# EXERCISE INPUT:
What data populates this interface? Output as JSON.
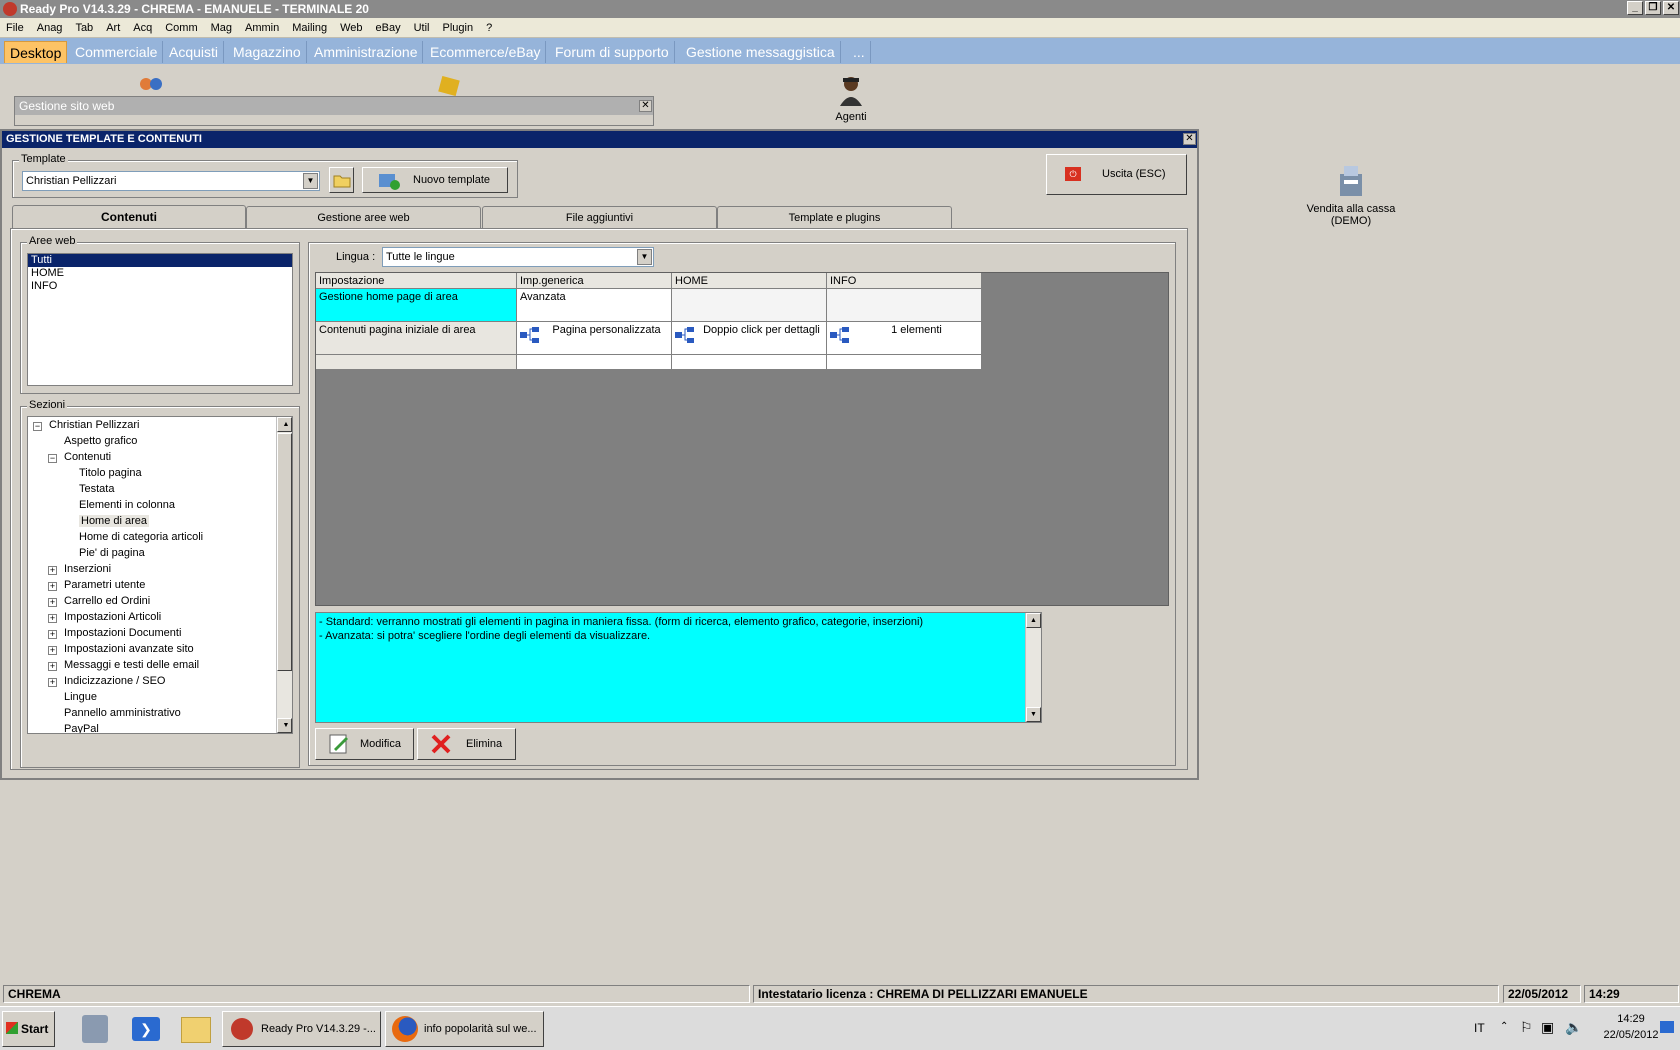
{
  "window": {
    "title": "Ready Pro V14.3.29 - CHREMA - EMANUELE - TERMINALE 20"
  },
  "menu": [
    "File",
    "Anag",
    "Tab",
    "Art",
    "Acq",
    "Comm",
    "Mag",
    "Ammin",
    "Mailing",
    "Web",
    "eBay",
    "Util",
    "Plugin",
    "?"
  ],
  "top_tabs": [
    "Desktop",
    "Commerciale",
    "Acquisti",
    "Magazzino",
    "Amministrazione",
    "Ecommerce/eBay",
    "Forum di supporto",
    "Gestione messaggistica",
    "..."
  ],
  "desktop_icons": {
    "agenti": "Agenti",
    "vendita_line1": "Vendita alla cassa",
    "vendita_line2": "(DEMO)"
  },
  "bg_dialog": {
    "title": "Gestione sito web"
  },
  "dialog": {
    "title": "GESTIONE TEMPLATE E CONTENUTI",
    "template_legend": "Template",
    "template_value": "Christian Pellizzari",
    "new_template": "Nuovo template",
    "exit": "Uscita (ESC)",
    "panel_tabs": [
      "Contenuti",
      "Gestione aree web",
      "File aggiuntivi",
      "Template e plugins"
    ],
    "aree_legend": "Aree web",
    "aree": [
      "Tutti",
      "HOME",
      "INFO"
    ],
    "sezioni_legend": "Sezioni",
    "tree": [
      {
        "label": "Christian Pellizzari",
        "level": 0,
        "exp": "⊟"
      },
      {
        "label": "Aspetto grafico",
        "level": 1,
        "exp": ""
      },
      {
        "label": "Contenuti",
        "level": 1,
        "exp": "⊟"
      },
      {
        "label": "Titolo pagina",
        "level": 2,
        "exp": ""
      },
      {
        "label": "Testata",
        "level": 2,
        "exp": ""
      },
      {
        "label": "Elementi in colonna",
        "level": 2,
        "exp": ""
      },
      {
        "label": "Home di area",
        "level": 2,
        "exp": "",
        "selected": true
      },
      {
        "label": "Home di categoria articoli",
        "level": 2,
        "exp": ""
      },
      {
        "label": "Pie' di pagina",
        "level": 2,
        "exp": ""
      },
      {
        "label": "Inserzioni",
        "level": 1,
        "exp": "⊞"
      },
      {
        "label": "Parametri utente",
        "level": 1,
        "exp": "⊞"
      },
      {
        "label": "Carrello ed Ordini",
        "level": 1,
        "exp": "⊞"
      },
      {
        "label": "Impostazioni Articoli",
        "level": 1,
        "exp": "⊞"
      },
      {
        "label": "Impostazioni Documenti",
        "level": 1,
        "exp": "⊞"
      },
      {
        "label": "Impostazioni avanzate sito",
        "level": 1,
        "exp": "⊞"
      },
      {
        "label": "Messaggi e testi delle email",
        "level": 1,
        "exp": "⊞"
      },
      {
        "label": "Indicizzazione / SEO",
        "level": 1,
        "exp": "⊞"
      },
      {
        "label": "Lingue",
        "level": 1,
        "exp": ""
      },
      {
        "label": "Pannello amministrativo",
        "level": 1,
        "exp": ""
      },
      {
        "label": "PayPal",
        "level": 1,
        "exp": ""
      }
    ],
    "lingua_label": "Lingua :",
    "lingua_value": "Tutte le lingue",
    "grid_headers": [
      "Impostazione",
      "Imp.generica",
      "HOME",
      "INFO"
    ],
    "grid_rows": [
      [
        "Gestione home page di area",
        "Avanzata",
        "",
        ""
      ],
      [
        "Contenuti pagina iniziale di area",
        "Pagina personalizzata",
        "Doppio click per dettagli",
        "1 elementi"
      ]
    ],
    "description": [
      "- Standard: verranno mostrati gli elementi in pagina in maniera fissa. (form di ricerca, elemento grafico, categorie, inserzioni)",
      "- Avanzata: si potra' scegliere l'ordine degli elementi da visualizzare."
    ],
    "modifica": "Modifica",
    "elimina": "Elimina"
  },
  "status": {
    "company": "CHREMA",
    "license": "Intestatario licenza : CHREMA DI PELLIZZARI EMANUELE",
    "date": "22/05/2012",
    "time": "14:29"
  },
  "taskbar": {
    "start": "Start",
    "task1": "Ready Pro V14.3.29 -...",
    "task2": "info popolarità sul we...",
    "lang": "IT",
    "clock_time": "14:29",
    "clock_date": "22/05/2012"
  }
}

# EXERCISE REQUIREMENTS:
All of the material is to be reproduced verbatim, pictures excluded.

# ANSWER TO THIS TASK:
What data populates this interface? Output as JSON.
{
  "window": {
    "title": "Ready Pro V14.3.29 - CHREMA - EMANUELE - TERMINALE 20"
  },
  "menu": [
    "File",
    "Anag",
    "Tab",
    "Art",
    "Acq",
    "Comm",
    "Mag",
    "Ammin",
    "Mailing",
    "Web",
    "eBay",
    "Util",
    "Plugin",
    "?"
  ],
  "top_tabs": [
    "Desktop",
    "Commerciale",
    "Acquisti",
    "Magazzino",
    "Amministrazione",
    "Ecommerce/eBay",
    "Forum di supporto",
    "Gestione messaggistica",
    "..."
  ],
  "desktop_icons": {
    "agenti": "Agenti",
    "vendita_line1": "Vendita alla cassa",
    "vendita_line2": "(DEMO)"
  },
  "bg_dialog": {
    "title": "Gestione sito web"
  },
  "dialog": {
    "title": "GESTIONE TEMPLATE E CONTENUTI",
    "template_legend": "Template",
    "template_value": "Christian Pellizzari",
    "new_template": "Nuovo template",
    "exit": "Uscita (ESC)",
    "panel_tabs": [
      "Contenuti",
      "Gestione aree web",
      "File aggiuntivi",
      "Template e plugins"
    ],
    "aree_legend": "Aree web",
    "aree": [
      "Tutti",
      "HOME",
      "INFO"
    ],
    "sezioni_legend": "Sezioni",
    "tree": [
      {
        "label": "Christian Pellizzari",
        "level": 0,
        "exp": "⊟"
      },
      {
        "label": "Aspetto grafico",
        "level": 1,
        "exp": ""
      },
      {
        "label": "Contenuti",
        "level": 1,
        "exp": "⊟"
      },
      {
        "label": "Titolo pagina",
        "level": 2,
        "exp": ""
      },
      {
        "label": "Testata",
        "level": 2,
        "exp": ""
      },
      {
        "label": "Elementi in colonna",
        "level": 2,
        "exp": ""
      },
      {
        "label": "Home di area",
        "level": 2,
        "exp": "",
        "selected": true
      },
      {
        "label": "Home di categoria articoli",
        "level": 2,
        "exp": ""
      },
      {
        "label": "Pie' di pagina",
        "level": 2,
        "exp": ""
      },
      {
        "label": "Inserzioni",
        "level": 1,
        "exp": "⊞"
      },
      {
        "label": "Parametri utente",
        "level": 1,
        "exp": "⊞"
      },
      {
        "label": "Carrello ed Ordini",
        "level": 1,
        "exp": "⊞"
      },
      {
        "label": "Impostazioni Articoli",
        "level": 1,
        "exp": "⊞"
      },
      {
        "label": "Impostazioni Documenti",
        "level": 1,
        "exp": "⊞"
      },
      {
        "label": "Impostazioni avanzate sito",
        "level": 1,
        "exp": "⊞"
      },
      {
        "label": "Messaggi e testi delle email",
        "level": 1,
        "exp": "⊞"
      },
      {
        "label": "Indicizzazione / SEO",
        "level": 1,
        "exp": "⊞"
      },
      {
        "label": "Lingue",
        "level": 1,
        "exp": ""
      },
      {
        "label": "Pannello amministrativo",
        "level": 1,
        "exp": ""
      },
      {
        "label": "PayPal",
        "level": 1,
        "exp": ""
      }
    ],
    "lingua_label": "Lingua :",
    "lingua_value": "Tutte le lingue",
    "grid_headers": [
      "Impostazione",
      "Imp.generica",
      "HOME",
      "INFO"
    ],
    "grid_rows": [
      [
        "Gestione home page di area",
        "Avanzata",
        "",
        ""
      ],
      [
        "Contenuti pagina iniziale di area",
        "Pagina personalizzata",
        "Doppio click per dettagli",
        "1 elementi"
      ]
    ],
    "description": [
      "- Standard: verranno mostrati gli elementi in pagina in maniera fissa. (form di ricerca, elemento grafico, categorie, inserzioni)",
      "- Avanzata: si potra' scegliere l'ordine degli elementi da visualizzare."
    ],
    "modifica": "Modifica",
    "elimina": "Elimina"
  },
  "status": {
    "company": "CHREMA",
    "license": "Intestatario licenza : CHREMA DI PELLIZZARI EMANUELE",
    "date": "22/05/2012",
    "time": "14:29"
  },
  "taskbar": {
    "start": "Start",
    "task1": "Ready Pro V14.3.29 -...",
    "task2": "info popolarità sul we...",
    "lang": "IT",
    "clock_time": "14:29",
    "clock_date": "22/05/2012"
  }
}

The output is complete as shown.